* DATA RECORDS *
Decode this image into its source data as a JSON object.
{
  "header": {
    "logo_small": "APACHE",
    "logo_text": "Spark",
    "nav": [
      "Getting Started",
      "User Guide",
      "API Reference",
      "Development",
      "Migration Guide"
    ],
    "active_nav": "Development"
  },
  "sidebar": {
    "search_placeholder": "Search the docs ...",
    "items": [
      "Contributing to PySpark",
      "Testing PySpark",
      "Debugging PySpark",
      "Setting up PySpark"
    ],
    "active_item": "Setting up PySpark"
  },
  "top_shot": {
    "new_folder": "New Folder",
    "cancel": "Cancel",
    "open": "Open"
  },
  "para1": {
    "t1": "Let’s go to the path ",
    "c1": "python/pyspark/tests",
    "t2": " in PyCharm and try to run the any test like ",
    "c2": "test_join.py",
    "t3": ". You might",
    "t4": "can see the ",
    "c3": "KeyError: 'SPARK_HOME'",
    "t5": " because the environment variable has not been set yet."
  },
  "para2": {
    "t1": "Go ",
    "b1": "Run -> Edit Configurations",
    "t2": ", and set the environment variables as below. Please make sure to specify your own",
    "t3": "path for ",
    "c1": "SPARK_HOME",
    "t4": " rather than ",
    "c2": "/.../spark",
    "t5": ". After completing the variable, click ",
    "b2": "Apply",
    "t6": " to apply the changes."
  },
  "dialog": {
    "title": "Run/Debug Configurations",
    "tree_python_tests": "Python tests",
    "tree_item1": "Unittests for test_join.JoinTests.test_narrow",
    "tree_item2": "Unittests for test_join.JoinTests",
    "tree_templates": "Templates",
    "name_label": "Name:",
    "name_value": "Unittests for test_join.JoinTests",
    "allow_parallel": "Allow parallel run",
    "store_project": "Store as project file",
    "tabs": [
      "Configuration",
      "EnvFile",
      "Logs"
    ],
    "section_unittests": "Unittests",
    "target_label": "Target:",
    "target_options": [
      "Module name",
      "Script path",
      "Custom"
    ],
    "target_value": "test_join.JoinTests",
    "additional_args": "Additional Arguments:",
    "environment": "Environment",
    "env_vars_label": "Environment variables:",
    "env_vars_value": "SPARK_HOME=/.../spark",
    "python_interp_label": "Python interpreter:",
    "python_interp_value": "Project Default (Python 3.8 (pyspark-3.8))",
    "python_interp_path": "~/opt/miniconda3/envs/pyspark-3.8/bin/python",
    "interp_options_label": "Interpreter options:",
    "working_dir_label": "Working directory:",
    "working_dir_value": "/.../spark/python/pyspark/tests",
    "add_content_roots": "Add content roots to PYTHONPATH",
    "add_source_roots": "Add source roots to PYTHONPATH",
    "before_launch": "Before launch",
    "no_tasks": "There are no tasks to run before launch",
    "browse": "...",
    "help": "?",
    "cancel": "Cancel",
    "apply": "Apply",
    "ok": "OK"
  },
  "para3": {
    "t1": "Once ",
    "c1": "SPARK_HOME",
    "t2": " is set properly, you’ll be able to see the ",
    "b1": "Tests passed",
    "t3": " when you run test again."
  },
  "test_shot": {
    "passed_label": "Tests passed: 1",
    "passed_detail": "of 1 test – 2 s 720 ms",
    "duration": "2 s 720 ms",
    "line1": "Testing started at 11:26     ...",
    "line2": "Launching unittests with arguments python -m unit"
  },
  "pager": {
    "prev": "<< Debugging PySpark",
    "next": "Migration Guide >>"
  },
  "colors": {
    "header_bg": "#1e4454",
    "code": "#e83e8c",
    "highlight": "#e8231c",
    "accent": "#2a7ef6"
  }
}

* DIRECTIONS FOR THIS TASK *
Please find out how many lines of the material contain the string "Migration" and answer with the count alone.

* REPLY *
2